Remember That Moment When Jules Freaks Out in St. Elmo’s Fire?
St. Elmo’s Fire is a 1985 drama about a group of college friends who try to make the adjustment to real life with all kinds of entangling consequences.
There are always a few films that come to define a decade it seems, a ‘top 10’ list of titles that have had great commercial influence or created a trend or broke new cinematic ground. While St. Elmo’s Fire probably isn’t going to crack the top of anyone’s list for 80s greatness, it certainly gets an honorable mention, if for anything the its source and culmination of the term “Brat Pack.” It also kind of marked the end of an era of sorts in this genre.
The story is fairly simple, seeing seven friends find life after college more challenging than they expect as they deal with unstable careers, relationships, politics and betrayal, meeting, laughing, reminiscing, growing, fighting and loving at a local bar called St. Elmo’s Fire. They are played by Emilio Estevez, Rob Lowe, Andrew McCarthy, Demi Moore, Judd Nelson, Ally Sheedy, and Mare Winningham, and if you’re going to put together a cast of young quintessential 80s stars, that list is just about complete, minus Molly Ringwald and Anthony Michael Hall to name a few others.
Directed by Joel Schumacher, who would later gain infamy for the 90s Batman films, St. Elmo’s Fire is an ensemble film that features some solid performances though suffers from a smugness that keeps the broadly drawn characters at a distance, like a self-contained TV sit-com where the world revolves entirely around their own actions.

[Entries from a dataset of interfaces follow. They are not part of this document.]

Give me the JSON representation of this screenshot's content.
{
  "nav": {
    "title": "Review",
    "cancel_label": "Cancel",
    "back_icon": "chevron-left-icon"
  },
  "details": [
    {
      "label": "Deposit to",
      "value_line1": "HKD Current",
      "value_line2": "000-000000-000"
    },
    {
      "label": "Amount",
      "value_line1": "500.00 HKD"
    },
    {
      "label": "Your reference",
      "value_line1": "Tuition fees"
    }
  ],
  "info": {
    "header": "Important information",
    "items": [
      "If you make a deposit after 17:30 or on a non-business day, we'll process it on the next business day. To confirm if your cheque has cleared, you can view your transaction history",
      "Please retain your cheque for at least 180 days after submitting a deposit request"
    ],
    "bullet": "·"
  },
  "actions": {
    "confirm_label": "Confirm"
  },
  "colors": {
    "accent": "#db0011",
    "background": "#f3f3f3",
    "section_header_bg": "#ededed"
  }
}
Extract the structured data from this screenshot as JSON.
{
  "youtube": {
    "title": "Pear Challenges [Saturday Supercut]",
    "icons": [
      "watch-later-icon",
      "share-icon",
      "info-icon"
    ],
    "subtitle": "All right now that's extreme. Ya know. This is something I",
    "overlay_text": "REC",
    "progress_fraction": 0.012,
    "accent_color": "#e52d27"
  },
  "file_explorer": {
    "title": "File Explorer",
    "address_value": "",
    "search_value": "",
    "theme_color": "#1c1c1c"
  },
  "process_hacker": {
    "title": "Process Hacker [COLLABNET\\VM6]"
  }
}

It stumbles when it attempts to feel genuine but is entertaining when it loosens up and plays with the premise, such as the budding romances, which make up the majority of the conflicts.
That said, I want to talk about Jules. She’s played by Moore, and is arguably the real heart of the story. Jules works as an international banker but is having trouble letting go of her youthful escapes and as such, remains the group’s “party girl.” On top of that, she’s having an affair with her very married boss. At the bar where the friends all meet, St. Elmo’s Fire, she confesses this to Leslie (Sheedy), her best friend an aspiring architect, who expresses great disappointment and tries to dissuade Jules from the whole scene, including her lavish lifestyle of spending and partying. Further complicate things, later that night, Jules gives Billy (Lowe), the team’s man-child-type, who is a newly reluctant husband and father, a ride home, where, unsurprisingly, he makes a pass at her. This only infuriates her and she kicks him out of the car. But it’s about to get worse for poor Jules.
Eventually, she runs out of control. First, she gets axed from her job and is so far in debt, she loses all of her possessions, seized by creditors. The affair over as well, humiliated by her choices and overwhelmed with the sudden collapse, she has a significant turning point. Numb and crashing hard, she strips down to only a loose t-shirt, locks the door to her apartment, opens the windows of her spacious apartment and sits on the floor, inviting the winter freeze to embrace and kill her. Talk about a slow doom.
As her friends arrive and unable to get inside, other issues between them create problems as they work to try and save Jules, namely Alec’s (Judd Nelson) attempted murder of his best friend Kevin (Andrew McCarthy) over the railing of a fire escape outside Jules’ window. Why is Alec trying to leave Kevin a pile of mush on the pavement below? Hey, watch the movie. This isn’t Wikipedia. I’m talking about Jules right now. Either way, the whole gang shows up, and it’s finally Billy that busts his way in, and we come to the best part.
I won’t spoil what happens, but when you do watch it, and watch it you will, pay attention to this sequence because it’s some of the best work both Moore and Lowe have done, and serve as a rehearsal of sorts for their next film, About Last Night, in which they play a couple in and out of love. Moore is especially convincing here and their seriously compelling dynamic is obvious, with Lowe at the peak of his charm-boy status and Moore going against type and portraying some truly painful vulnerabilities. While the film itself is tonally all over the place and the direction lacks any real momentum, it’s the characters that keep St. Elmo’s Fire burning, and Jule’s freakout is the very best in the show. Go back in time and catch some fire.